View Article: PubMed Central - PubMed

Affiliation: Beckman Institute for Advanced Science and Technology, University of Illinois at Urbana-Champaign, Urbana, IL 61801, USA. jiesun2@illinois.edu.

ABSTRACT
Various protocell models have been constructed de novo with the bottom-up approach. Here we describe a silica-based protocell composed of a nanoporous amorphous silica core encapsulated within a lipid bilayer built by self-assembly that provides for independent definition of cell interior and the surface membrane. In this review, we will first describe the essential features of this architecture and then summarize the current development of silica-based protocells at both micro- and nanoscale with diverse functionalities. As the structure of the silica is relatively static, silica-core protocells do not have the ability to change shape, but their interior structure provides a highly crowded and, in some cases, authentic scaffold upon which biomolecular components and systems could be reconstituted.

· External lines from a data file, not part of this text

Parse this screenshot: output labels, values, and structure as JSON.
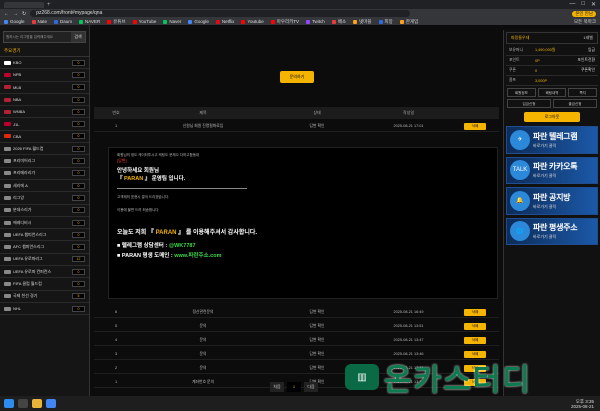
{
  "browser": {
    "url": "pz268.com/front#mypage/qna",
    "profile": "본인 만남",
    "bookmarks": [
      {
        "label": "Google",
        "color": "#4285f4"
      },
      {
        "label": "Nate",
        "color": "#e83a3a"
      },
      {
        "label": "Daum",
        "color": "#2d6ae0"
      },
      {
        "label": "NAVER",
        "color": "#03c75a"
      },
      {
        "label": "유튜브",
        "color": "#ff0000"
      },
      {
        "label": "YouTube",
        "color": "#ff0000"
      },
      {
        "label": "Naver",
        "color": "#03c75a"
      },
      {
        "label": "Google",
        "color": "#4285f4"
      },
      {
        "label": "Netflix",
        "color": "#e50914"
      },
      {
        "label": "Youtube",
        "color": "#ff0000"
      },
      {
        "label": "마우리키TV",
        "color": "#ff0000"
      },
      {
        "label": "Twitch",
        "color": "#9146ff"
      },
      {
        "label": "배소",
        "color": "#e83a3a"
      },
      {
        "label": "넷마블",
        "color": "#ff9f1a"
      },
      {
        "label": "피망",
        "color": "#2d6ae0"
      },
      {
        "label": "한게임",
        "color": "#ff9f1a"
      }
    ],
    "all_bookmarks": "모든 북마크"
  },
  "left": {
    "search_placeholder": "원하시는 리그명을 입력해주세요",
    "search_btn": "검색",
    "section": "주요경기",
    "leagues": [
      {
        "name": "KBO",
        "count": "0",
        "color": "#fff"
      },
      {
        "name": "NPB",
        "count": "0",
        "color": "#bc002d"
      },
      {
        "name": "MLB",
        "count": "0",
        "color": "#b22234"
      },
      {
        "name": "NBA",
        "count": "0",
        "color": "#b22234"
      },
      {
        "name": "WNBA",
        "count": "0",
        "color": "#b22234"
      },
      {
        "name": "J1L",
        "count": "0",
        "color": "#bc002d"
      },
      {
        "name": "CBA",
        "count": "0",
        "color": "#de2910"
      },
      {
        "name": "2026 FIFA 월드컵",
        "count": "0",
        "color": "#888"
      },
      {
        "name": "프리미어리그",
        "count": "0",
        "color": "#888"
      },
      {
        "name": "프리메라리가",
        "count": "0",
        "color": "#888"
      },
      {
        "name": "세리에 A",
        "count": "0",
        "color": "#888"
      },
      {
        "name": "리그앙",
        "count": "0",
        "color": "#888"
      },
      {
        "name": "분데스리가",
        "count": "0",
        "color": "#888"
      },
      {
        "name": "에레디비시",
        "count": "0",
        "color": "#888"
      },
      {
        "name": "UEFA 챔피언스리그",
        "count": "0",
        "color": "#888"
      },
      {
        "name": "AFC 챔피언스리그",
        "count": "0",
        "color": "#888"
      },
      {
        "name": "UEFA 유로파리그",
        "count": "12",
        "color": "#888"
      },
      {
        "name": "UEFA 유로파 컨퍼런스",
        "count": "0",
        "color": "#888"
      },
      {
        "name": "FIFA 클럽 월드컵",
        "count": "0",
        "color": "#888"
      },
      {
        "name": "국제 친선 경기",
        "count": "5",
        "color": "#888"
      },
      {
        "name": "NHL",
        "count": "0",
        "color": "#888"
      }
    ]
  },
  "main": {
    "write_btn": "문의하기",
    "headers": [
      "번호",
      "제목",
      "상태",
      "작성일",
      ""
    ],
    "first_row": {
      "no": "1",
      "title": "신원님 회원 진명필화료입",
      "status": "답변 확인",
      "date": "2025-08-21 17:01",
      "btn": "삭제"
    },
    "detail": {
      "p1": "회원님의 정도 케이터투시고 케팅도 문제으 다하고합동대",
      "red": "[답변]",
      "h1": "안녕하세요 회원님",
      "h2a": "『 ",
      "h2b": "PARAN",
      "h2c": " 』 운영팀 입니다.",
      "p2": "고객제의 표현시 결국 드리겠습니다.",
      "p3": "이용에 불편 드려 죄송합니다",
      "big_a": "오늘도 저희 『 ",
      "big_b": "PARAN",
      "big_c": " 』 를 이용해주셔서 감사합니다.",
      "tg_a": "■ 텔레그램 상담센터 : ",
      "tg_b": "@WK7787",
      "dom_a": "■ PARAN 평생 도메인 : ",
      "dom_b": "www.파란주소.com"
    },
    "rows": [
      {
        "no": "6",
        "title": "정산관련문의",
        "status": "답변 확인",
        "date": "2025-08-21 16:49",
        "btn": "삭제"
      },
      {
        "no": "5",
        "title": "문의",
        "status": "답변 확인",
        "date": "2025-08-21 13:51",
        "btn": "삭제"
      },
      {
        "no": "4",
        "title": "문의",
        "status": "답변 확인",
        "date": "2025-08-21 13:47",
        "btn": "삭제"
      },
      {
        "no": "3",
        "title": "문의",
        "status": "답변 확인",
        "date": "2025-08-21 13:46",
        "btn": "삭제"
      },
      {
        "no": "2",
        "title": "문의",
        "status": "답변 확인",
        "date": "2025-08-21 13:44",
        "btn": "삭제"
      },
      {
        "no": "1",
        "title": "계좌번호 문의",
        "status": "답변 확인",
        "date": "2025-08-21 13:31",
        "btn": "삭제"
      }
    ],
    "pager": [
      "처음",
      "1",
      "다음"
    ]
  },
  "right": {
    "user": "파랑들우데",
    "level": "1레벨",
    "rows": [
      {
        "k": "보유머니",
        "v": "1,490,000원",
        "x": "입금"
      },
      {
        "k": "포인트",
        "v": "0P",
        "x": "포인트전환"
      },
      {
        "k": "쿠폰",
        "v": "0",
        "x": "쿠폰확인"
      },
      {
        "k": "콤프",
        "v": "3,000P",
        "x": ""
      }
    ],
    "btns1": [
      "회원정보",
      "베팅내역",
      "쪽지"
    ],
    "btns2": [
      "입금신청",
      "출금신청"
    ],
    "logout": "로그아웃",
    "banners": [
      {
        "t1": "파란 텔레그램",
        "t2": "바로가기 클릭",
        "icon": "✈"
      },
      {
        "t1": "파란 카카오톡",
        "t2": "바로가기 클릭",
        "icon": "TALK"
      },
      {
        "t1": "파란 공지방",
        "t2": "바로가기 클릭",
        "icon": "🔔"
      },
      {
        "t1": "파란 평생주소",
        "t2": "바로가기 클릭",
        "icon": "🌐"
      }
    ]
  },
  "watermark": "온카스터디",
  "taskbar": {
    "time": "오후 3:35",
    "date": "2025-08-21"
  }
}
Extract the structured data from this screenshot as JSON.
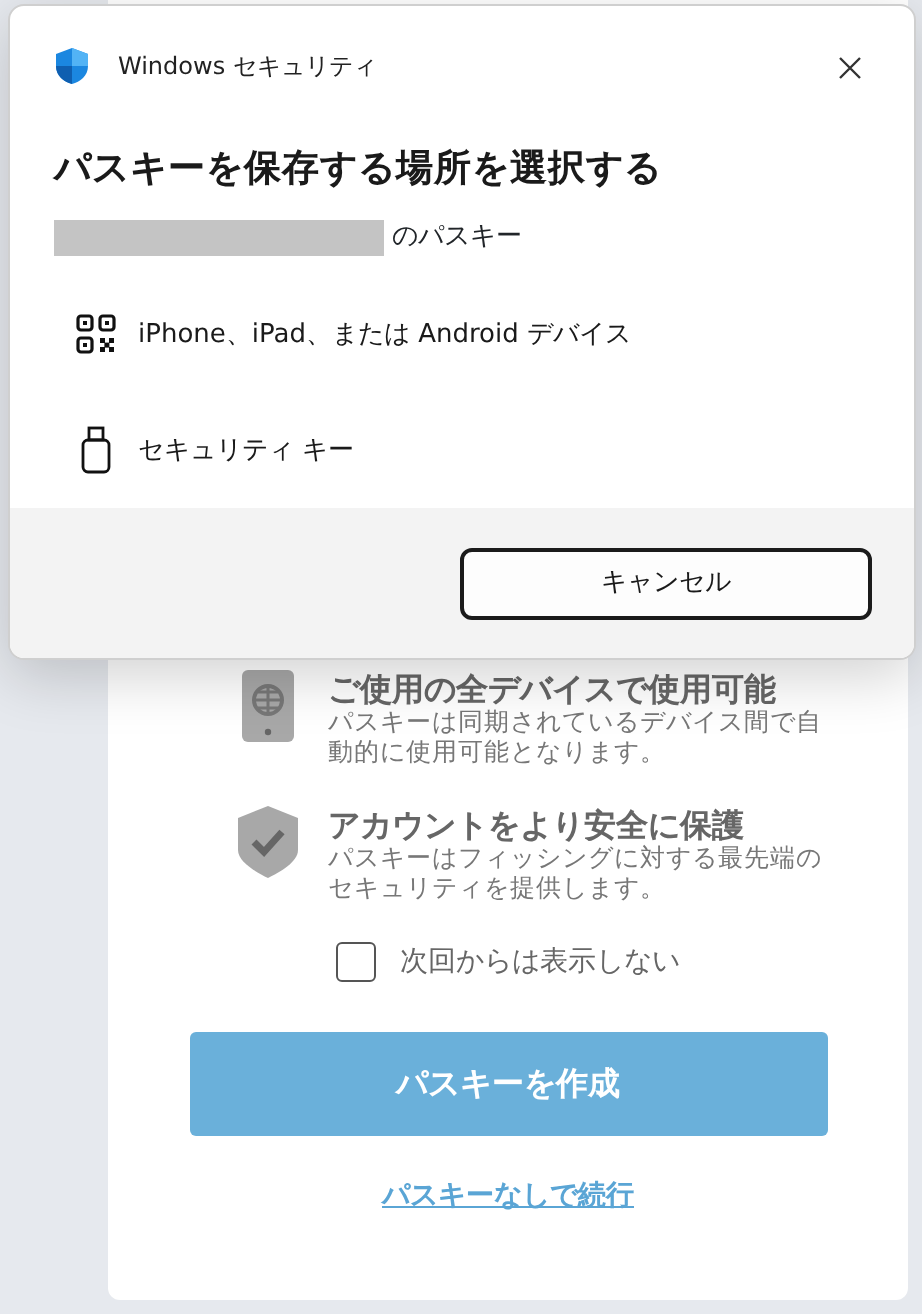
{
  "dialog": {
    "app_title": "Windows セキュリティ",
    "heading": "パスキーを保存する場所を選択する",
    "account_suffix": "のパスキー",
    "options": [
      {
        "kind": "qr",
        "label": "iPhone、iPad、または Android デバイス"
      },
      {
        "kind": "security_key",
        "label": "セキュリティ キー"
      }
    ],
    "cancel_button": "キャンセル"
  },
  "page": {
    "features": [
      {
        "kind": "device",
        "title": "ご使用の全デバイスで使用可能",
        "description": "パスキーは同期されているデバイス間で自動的に使用可能となります。"
      },
      {
        "kind": "shield",
        "title": "アカウントをより安全に保護",
        "description": "パスキーはフィッシングに対する最先端のセキュリティを提供します。"
      }
    ],
    "dont_show_again": {
      "label": "次回からは表示しない",
      "checked": false
    },
    "primary_button": "パスキーを作成",
    "skip_link": "パスキーなしで続行"
  }
}
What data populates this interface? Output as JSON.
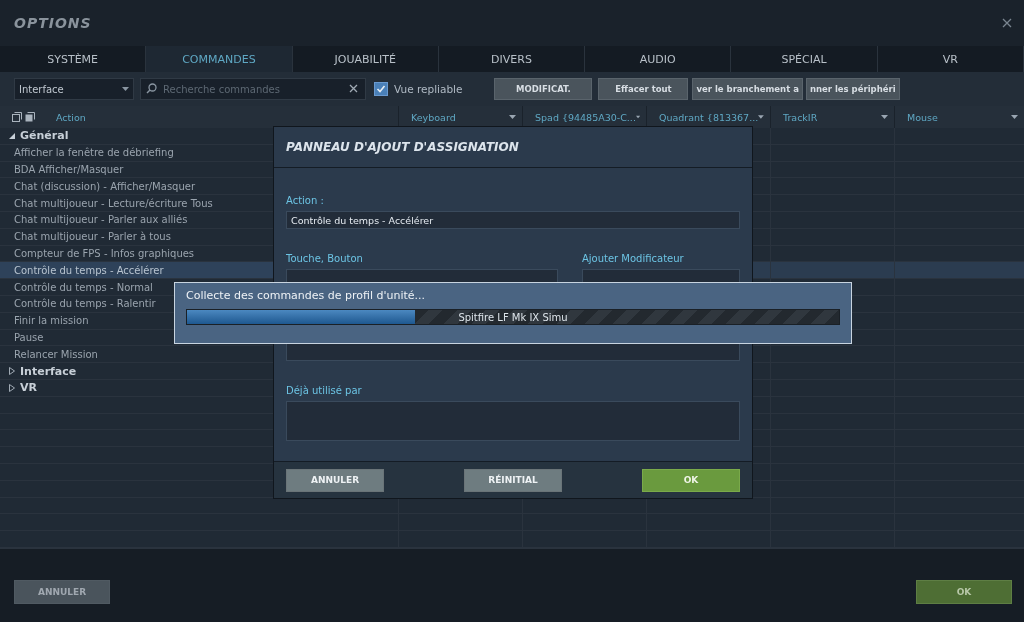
{
  "window": {
    "title": "OPTIONS"
  },
  "tabs": [
    {
      "label": "SYSTÈME",
      "selected": false
    },
    {
      "label": "COMMANDES",
      "selected": true
    },
    {
      "label": "JOUABILITÉ",
      "selected": false
    },
    {
      "label": "DIVERS",
      "selected": false
    },
    {
      "label": "AUDIO",
      "selected": false
    },
    {
      "label": "SPÉCIAL",
      "selected": false
    },
    {
      "label": "VR",
      "selected": false
    }
  ],
  "toolbar": {
    "category": "Interface",
    "search": {
      "placeholder": "Recherche commandes"
    },
    "collapsible_view": {
      "label": "Vue repliable",
      "checked": true
    },
    "buttons": [
      "MODIFICAT.",
      "Effacer tout",
      "ver le branchement a",
      "nner les périphéri"
    ]
  },
  "table": {
    "columns": [
      "Action",
      "Keyboard",
      "Spad {94485A30-C...",
      "Quadrant {813367...",
      "TrackIR",
      "Mouse"
    ],
    "tree": [
      {
        "label": "Général",
        "expanded": true,
        "selected": false,
        "children": [
          {
            "label": "Afficher la fenêtre de débriefing",
            "selected": false
          },
          {
            "label": "BDA Afficher/Masquer",
            "selected": false
          },
          {
            "label": "Chat (discussion) - Afficher/Masquer",
            "selected": false
          },
          {
            "label": "Chat multijoueur - Lecture/écriture Tous",
            "selected": false
          },
          {
            "label": "Chat multijoueur - Parler aux alliés",
            "selected": false
          },
          {
            "label": "Chat multijoueur - Parler à tous",
            "selected": false
          },
          {
            "label": "Compteur de FPS - Infos graphiques",
            "selected": false
          },
          {
            "label": "Contrôle du temps - Accélérer",
            "selected": true
          },
          {
            "label": "Contrôle du temps - Normal",
            "selected": false
          },
          {
            "label": "Contrôle du temps - Ralentir",
            "selected": false
          },
          {
            "label": "Finir la mission",
            "selected": false
          },
          {
            "label": "Pause",
            "selected": false
          },
          {
            "label": "Relancer Mission",
            "selected": false
          }
        ]
      },
      {
        "label": "Interface",
        "expanded": false,
        "selected": false
      },
      {
        "label": "VR",
        "expanded": false,
        "selected": false
      }
    ]
  },
  "footer": {
    "buttons": [
      "ANNULER",
      "OK"
    ]
  },
  "dialog": {
    "title": "PANNEAU D'AJOUT D'ASSIGNATION",
    "action_label": "Action :",
    "action_value": "Contrôle du temps - Accélérer",
    "key_label": "Touche, Bouton",
    "modifier_label": "Ajouter Modificateur",
    "used_by_label": "Déjà utilisé par",
    "buttons": [
      "ANNULER",
      "RÉINITIAL",
      "OK"
    ]
  },
  "progress": {
    "message": "Collecte des commandes de profil d'unité...",
    "item": "Spitfire LF Mk IX Simu",
    "level": 0.35
  }
}
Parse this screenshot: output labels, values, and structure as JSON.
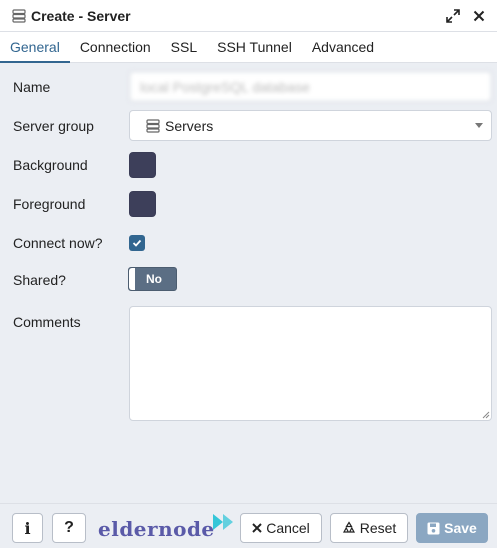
{
  "window": {
    "title": "Create - Server"
  },
  "tabs": [
    {
      "label": "General",
      "active": true
    },
    {
      "label": "Connection",
      "active": false
    },
    {
      "label": "SSL",
      "active": false
    },
    {
      "label": "SSH Tunnel",
      "active": false
    },
    {
      "label": "Advanced",
      "active": false
    }
  ],
  "form": {
    "name": {
      "label": "Name",
      "value": "local PostgreSQL database"
    },
    "server_group": {
      "label": "Server group",
      "value": "Servers"
    },
    "background": {
      "label": "Background",
      "color": "#3d3f5a"
    },
    "foreground": {
      "label": "Foreground",
      "color": "#3d3f5a"
    },
    "connect_now": {
      "label": "Connect now?",
      "checked": true
    },
    "shared": {
      "label": "Shared?",
      "toggle_text": "No"
    },
    "comments": {
      "label": "Comments",
      "value": ""
    }
  },
  "footer": {
    "info_label": "i",
    "help_label": "?",
    "logo_text": "eldernode",
    "cancel_label": "Cancel",
    "reset_label": "Reset",
    "save_label": "Save"
  },
  "colors": {
    "accent": "#326690",
    "save_button": "#8ba7c2",
    "toggle": "#5b6e84",
    "logo": "#5a5aa8",
    "logo_arrow": "#35c6d8"
  },
  "icons": {
    "title": "server-icon",
    "expand": "expand-icon",
    "close": "close-icon",
    "group": "server-icon",
    "cancel": "x-icon",
    "reset": "recycle-icon",
    "save": "floppy-icon"
  }
}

In basic research, the larger protocells based on precise silica replicas of cells could be developed into geometrically realistic bioreactor platforms to enable cellular functions like coupled biochemical reactions, while in translational research smaller protocells based on mesoporous silica nanoparticles are being developed for targeted nanomedicine. Ultimately we see two different motivations for protocell research and development: (1) to emulate life in order to understand it; and (2) to use biomimicry to engineer desired cellular interactions.

No MeSH data available.